Sonora, CA — City officials, partnering with PG&E, are embracing a project aiming to save energy dollars as it also turns up the lights for the sake of increased public safety.
According to PG&E spokesperson Brandi Merlo, the effort, which has been underway since early January and is expected to finish up before the end of February, focuses on converting streetlights across the city from older high-pressure sodium vapor light bulbs to state-of-the-art LED (light-emitting diode) lamps. The conversion is part of an initiative approved by the California Public Utilities Commission (CPUC) to promote safety and energy efficiency in public lighting.
“LED streetlights last four times longer, so the City of Sonora will see a benefit from a significant reduction in maintenance and replacement costs,” Merlo explains. Upfront, she says it is estimated that related greenhouse gas emissions should lower by more than two-thirds — and result in an initial annual savings of about $7,300 in power costs to the city.
The scope involves about 410 PGE-owned streetlights. “We are not modifying any existing poles but in addition to those cobra-head upgrades, we are upgrading the post-top decorative lights in the downtown area to energy-efficient LEDS,” Merlo further states, adding that while the new LED lighting will appear a bit different and brighter, similar improvements are also being made across PG&E’s service area. Too, she shares, there are variations of LED colors available that the city could choose from.
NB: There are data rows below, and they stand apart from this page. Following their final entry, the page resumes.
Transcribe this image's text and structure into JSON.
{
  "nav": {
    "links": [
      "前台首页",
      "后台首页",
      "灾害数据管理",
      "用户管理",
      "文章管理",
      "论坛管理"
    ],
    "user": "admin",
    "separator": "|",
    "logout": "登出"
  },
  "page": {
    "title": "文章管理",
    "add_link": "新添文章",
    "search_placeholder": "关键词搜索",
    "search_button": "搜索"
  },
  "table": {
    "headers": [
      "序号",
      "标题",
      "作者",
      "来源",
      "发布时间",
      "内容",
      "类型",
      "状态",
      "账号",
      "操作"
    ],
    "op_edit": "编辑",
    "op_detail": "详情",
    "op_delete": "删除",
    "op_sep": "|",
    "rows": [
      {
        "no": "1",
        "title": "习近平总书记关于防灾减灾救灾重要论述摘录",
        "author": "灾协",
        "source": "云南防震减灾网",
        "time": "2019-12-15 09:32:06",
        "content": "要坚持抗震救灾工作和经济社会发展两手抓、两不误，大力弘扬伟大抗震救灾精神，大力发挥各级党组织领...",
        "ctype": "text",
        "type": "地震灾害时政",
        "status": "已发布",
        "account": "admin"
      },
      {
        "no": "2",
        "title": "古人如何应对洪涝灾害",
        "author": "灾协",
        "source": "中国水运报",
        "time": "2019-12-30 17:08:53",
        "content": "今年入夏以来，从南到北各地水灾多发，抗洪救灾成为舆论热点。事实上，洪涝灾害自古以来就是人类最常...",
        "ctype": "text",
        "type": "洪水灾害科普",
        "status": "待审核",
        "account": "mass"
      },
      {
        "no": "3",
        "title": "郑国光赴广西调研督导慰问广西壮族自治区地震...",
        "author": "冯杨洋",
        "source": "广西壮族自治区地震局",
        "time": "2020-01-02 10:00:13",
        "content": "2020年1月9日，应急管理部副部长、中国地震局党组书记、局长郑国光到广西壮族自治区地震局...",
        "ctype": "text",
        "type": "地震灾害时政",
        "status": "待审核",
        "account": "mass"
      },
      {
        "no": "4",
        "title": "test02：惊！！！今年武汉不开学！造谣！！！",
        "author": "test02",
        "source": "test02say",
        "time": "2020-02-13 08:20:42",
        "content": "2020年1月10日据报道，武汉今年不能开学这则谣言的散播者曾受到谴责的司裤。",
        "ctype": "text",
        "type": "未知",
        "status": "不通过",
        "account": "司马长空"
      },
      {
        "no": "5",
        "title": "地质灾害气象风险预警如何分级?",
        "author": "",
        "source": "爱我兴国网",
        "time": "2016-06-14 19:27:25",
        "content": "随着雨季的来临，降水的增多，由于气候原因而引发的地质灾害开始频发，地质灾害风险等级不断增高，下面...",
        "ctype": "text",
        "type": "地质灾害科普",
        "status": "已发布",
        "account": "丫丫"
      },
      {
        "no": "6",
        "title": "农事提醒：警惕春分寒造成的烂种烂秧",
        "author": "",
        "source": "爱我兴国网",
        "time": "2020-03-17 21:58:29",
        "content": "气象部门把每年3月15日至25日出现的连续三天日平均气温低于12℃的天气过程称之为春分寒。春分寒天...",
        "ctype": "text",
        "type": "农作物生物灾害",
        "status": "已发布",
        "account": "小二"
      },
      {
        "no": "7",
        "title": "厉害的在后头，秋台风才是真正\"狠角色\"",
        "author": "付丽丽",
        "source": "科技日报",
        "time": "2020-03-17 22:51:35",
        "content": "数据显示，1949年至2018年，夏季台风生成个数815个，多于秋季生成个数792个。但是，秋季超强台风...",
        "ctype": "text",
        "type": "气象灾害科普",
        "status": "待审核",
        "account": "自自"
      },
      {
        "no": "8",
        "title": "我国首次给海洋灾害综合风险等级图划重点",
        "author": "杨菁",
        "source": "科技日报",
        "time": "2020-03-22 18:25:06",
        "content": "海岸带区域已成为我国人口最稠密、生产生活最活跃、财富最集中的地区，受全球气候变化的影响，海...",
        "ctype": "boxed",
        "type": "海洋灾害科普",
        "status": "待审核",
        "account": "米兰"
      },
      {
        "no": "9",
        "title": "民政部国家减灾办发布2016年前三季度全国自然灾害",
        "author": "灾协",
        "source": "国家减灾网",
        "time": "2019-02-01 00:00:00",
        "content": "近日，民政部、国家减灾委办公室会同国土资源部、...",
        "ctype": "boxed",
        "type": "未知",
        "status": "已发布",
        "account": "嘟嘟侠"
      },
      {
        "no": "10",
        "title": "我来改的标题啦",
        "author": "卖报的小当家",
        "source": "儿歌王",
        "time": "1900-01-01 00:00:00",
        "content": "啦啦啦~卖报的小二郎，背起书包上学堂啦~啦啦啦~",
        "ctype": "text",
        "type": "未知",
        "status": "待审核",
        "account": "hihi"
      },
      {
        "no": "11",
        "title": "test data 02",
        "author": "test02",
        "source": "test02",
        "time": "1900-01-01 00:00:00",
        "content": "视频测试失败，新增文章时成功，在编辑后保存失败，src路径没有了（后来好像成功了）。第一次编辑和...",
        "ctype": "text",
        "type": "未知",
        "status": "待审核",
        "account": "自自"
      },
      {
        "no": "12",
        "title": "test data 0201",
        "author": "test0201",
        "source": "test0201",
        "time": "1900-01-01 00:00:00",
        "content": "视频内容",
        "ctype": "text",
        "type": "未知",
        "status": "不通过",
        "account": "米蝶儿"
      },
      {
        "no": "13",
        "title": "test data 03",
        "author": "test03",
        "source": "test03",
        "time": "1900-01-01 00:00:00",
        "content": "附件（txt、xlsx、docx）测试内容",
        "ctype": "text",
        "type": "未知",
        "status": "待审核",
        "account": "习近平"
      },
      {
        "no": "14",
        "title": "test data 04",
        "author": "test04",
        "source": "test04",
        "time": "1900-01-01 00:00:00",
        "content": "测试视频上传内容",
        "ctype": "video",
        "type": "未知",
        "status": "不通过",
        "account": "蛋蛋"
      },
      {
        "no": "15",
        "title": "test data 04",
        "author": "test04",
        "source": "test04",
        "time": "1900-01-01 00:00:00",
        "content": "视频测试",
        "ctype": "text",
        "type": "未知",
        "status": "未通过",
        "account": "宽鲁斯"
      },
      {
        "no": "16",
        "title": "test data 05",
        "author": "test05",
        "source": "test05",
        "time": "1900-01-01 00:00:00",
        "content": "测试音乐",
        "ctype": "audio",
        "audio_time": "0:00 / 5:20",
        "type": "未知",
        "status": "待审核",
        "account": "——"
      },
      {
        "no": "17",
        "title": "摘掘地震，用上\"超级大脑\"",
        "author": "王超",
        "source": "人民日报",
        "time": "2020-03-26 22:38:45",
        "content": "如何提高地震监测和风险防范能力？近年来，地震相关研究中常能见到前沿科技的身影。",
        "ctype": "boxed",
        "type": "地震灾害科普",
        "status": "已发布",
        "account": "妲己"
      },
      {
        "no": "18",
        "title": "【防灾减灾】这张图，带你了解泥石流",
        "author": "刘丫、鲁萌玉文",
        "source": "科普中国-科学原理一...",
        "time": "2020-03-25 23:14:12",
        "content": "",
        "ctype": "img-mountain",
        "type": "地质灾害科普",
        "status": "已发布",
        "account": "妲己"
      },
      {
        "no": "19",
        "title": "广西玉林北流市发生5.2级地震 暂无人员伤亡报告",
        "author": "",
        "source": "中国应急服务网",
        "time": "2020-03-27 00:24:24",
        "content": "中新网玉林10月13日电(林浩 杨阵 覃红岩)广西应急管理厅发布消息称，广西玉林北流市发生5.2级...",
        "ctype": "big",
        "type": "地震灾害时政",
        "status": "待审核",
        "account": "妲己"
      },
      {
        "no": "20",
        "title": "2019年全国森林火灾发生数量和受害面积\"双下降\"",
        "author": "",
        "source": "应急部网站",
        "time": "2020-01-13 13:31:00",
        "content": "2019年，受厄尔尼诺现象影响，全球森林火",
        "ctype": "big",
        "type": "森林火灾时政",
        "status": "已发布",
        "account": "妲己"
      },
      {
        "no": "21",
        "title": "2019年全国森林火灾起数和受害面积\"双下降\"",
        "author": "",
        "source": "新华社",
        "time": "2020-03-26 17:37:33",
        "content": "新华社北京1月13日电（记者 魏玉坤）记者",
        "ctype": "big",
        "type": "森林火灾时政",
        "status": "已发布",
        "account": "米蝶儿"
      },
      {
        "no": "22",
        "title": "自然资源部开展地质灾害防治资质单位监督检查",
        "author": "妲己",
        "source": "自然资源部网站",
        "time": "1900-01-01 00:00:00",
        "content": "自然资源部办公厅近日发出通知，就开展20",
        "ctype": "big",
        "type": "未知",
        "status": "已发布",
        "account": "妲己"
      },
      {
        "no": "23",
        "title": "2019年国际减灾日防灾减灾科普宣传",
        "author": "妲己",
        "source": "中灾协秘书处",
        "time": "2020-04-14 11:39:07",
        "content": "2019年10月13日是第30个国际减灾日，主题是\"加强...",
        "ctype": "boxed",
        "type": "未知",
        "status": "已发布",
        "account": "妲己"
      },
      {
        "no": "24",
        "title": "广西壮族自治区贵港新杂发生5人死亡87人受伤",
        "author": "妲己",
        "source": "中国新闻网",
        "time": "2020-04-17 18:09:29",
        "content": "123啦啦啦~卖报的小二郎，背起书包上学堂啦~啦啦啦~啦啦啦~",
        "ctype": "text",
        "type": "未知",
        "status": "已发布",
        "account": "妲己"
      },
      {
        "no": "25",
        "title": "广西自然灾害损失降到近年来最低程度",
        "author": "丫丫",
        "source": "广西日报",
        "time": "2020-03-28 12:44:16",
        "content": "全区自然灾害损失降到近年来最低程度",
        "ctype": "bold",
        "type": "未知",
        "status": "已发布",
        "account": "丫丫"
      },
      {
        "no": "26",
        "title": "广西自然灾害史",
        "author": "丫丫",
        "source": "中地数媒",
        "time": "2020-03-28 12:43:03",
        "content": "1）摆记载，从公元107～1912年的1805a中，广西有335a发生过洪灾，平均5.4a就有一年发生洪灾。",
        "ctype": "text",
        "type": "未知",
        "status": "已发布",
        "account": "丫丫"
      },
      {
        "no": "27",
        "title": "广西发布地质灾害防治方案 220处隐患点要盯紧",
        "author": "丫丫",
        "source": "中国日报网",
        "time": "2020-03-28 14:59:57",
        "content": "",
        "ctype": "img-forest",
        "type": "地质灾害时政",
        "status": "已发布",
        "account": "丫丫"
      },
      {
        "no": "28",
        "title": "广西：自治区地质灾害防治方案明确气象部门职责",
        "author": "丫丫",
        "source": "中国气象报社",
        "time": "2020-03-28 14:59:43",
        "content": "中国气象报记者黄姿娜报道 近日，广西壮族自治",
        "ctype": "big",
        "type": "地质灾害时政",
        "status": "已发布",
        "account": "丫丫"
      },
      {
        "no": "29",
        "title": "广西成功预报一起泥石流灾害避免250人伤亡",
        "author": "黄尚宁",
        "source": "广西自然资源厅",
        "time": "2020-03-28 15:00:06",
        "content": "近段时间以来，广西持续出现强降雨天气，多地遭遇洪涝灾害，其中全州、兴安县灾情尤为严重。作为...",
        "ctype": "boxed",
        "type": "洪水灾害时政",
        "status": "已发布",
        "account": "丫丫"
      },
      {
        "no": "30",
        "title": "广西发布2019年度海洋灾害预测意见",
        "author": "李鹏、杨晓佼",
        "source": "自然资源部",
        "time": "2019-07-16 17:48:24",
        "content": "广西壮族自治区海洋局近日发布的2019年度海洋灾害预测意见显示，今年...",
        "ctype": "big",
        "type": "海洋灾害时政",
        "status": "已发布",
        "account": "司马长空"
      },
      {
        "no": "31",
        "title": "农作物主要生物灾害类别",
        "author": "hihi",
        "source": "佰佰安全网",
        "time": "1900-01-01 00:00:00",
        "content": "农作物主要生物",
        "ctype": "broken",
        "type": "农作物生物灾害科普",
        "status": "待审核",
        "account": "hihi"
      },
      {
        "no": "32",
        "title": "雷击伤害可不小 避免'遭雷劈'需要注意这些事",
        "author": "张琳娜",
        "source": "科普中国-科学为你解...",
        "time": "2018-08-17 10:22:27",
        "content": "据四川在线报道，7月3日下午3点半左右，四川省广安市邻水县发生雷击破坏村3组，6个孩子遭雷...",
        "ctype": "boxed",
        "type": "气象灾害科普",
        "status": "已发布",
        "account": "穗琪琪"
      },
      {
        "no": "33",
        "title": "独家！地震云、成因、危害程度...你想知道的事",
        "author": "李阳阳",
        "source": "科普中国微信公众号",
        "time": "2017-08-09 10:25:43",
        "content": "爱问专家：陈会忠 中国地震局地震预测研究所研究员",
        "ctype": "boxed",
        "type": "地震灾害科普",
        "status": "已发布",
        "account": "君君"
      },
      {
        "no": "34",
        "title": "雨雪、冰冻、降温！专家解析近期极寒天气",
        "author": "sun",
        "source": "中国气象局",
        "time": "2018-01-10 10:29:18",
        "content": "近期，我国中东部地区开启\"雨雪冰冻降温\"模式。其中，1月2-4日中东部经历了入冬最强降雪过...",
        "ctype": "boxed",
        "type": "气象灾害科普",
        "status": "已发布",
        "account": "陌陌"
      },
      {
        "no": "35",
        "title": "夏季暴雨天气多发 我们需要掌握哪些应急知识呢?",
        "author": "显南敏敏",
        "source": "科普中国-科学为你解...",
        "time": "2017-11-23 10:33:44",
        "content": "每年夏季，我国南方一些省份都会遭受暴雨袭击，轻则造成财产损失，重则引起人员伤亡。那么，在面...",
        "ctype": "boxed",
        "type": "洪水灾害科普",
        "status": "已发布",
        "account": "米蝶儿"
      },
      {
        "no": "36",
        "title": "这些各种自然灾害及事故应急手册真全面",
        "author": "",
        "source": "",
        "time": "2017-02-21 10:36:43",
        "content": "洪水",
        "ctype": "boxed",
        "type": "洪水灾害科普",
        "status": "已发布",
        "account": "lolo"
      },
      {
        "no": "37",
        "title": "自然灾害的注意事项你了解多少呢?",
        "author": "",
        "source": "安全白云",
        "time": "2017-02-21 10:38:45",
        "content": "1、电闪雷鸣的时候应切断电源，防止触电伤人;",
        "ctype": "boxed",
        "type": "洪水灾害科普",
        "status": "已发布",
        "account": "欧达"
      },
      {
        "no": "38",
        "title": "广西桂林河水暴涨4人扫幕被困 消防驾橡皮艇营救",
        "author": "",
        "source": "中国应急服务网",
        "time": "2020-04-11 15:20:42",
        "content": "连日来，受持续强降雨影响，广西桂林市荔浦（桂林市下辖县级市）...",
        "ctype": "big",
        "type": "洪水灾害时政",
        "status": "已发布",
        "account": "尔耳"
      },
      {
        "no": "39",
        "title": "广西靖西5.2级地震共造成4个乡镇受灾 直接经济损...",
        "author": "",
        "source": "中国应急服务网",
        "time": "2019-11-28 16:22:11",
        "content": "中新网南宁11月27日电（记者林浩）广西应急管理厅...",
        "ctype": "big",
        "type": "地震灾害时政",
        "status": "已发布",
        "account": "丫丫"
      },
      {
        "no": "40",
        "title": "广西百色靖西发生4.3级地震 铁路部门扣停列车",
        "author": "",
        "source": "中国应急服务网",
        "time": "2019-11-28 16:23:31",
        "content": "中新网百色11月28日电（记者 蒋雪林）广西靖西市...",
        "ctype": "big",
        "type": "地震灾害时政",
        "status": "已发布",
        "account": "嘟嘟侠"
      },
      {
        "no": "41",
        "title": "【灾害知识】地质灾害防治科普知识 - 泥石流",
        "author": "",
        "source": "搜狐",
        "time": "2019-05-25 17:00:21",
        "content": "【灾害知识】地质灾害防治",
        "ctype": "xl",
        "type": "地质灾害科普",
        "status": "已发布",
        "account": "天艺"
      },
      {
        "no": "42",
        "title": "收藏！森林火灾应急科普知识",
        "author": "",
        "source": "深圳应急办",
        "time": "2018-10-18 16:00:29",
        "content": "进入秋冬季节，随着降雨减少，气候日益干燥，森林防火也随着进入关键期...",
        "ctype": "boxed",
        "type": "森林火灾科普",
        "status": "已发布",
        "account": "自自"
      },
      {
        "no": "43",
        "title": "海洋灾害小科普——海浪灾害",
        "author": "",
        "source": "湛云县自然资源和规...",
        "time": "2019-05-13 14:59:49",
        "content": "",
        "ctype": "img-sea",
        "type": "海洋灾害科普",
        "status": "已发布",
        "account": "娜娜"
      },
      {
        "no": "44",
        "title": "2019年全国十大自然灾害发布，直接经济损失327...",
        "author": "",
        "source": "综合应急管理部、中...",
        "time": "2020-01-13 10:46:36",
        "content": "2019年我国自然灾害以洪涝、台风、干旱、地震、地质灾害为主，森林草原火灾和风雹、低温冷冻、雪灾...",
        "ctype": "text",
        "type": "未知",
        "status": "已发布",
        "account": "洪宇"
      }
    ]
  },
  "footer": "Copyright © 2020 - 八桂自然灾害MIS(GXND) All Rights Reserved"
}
As far as impacts to local residents, Merlo maintains, “Customers will see bucket trucks belonging to our contractor, Advanced Lighting, with crews of typically one to two people changing out the bulbs or the lamps. We don’t expect any effect on parking or traffic and the contractors do not need to access customers’ properties to complete their work.”
So while folks may well see workers switching out bulbs for the next few weeks, it is not anticipated that these chores will create any negative impact, and literally, the brighter side, soon to come, will be a better-lit, somewhat more energy-efficient city.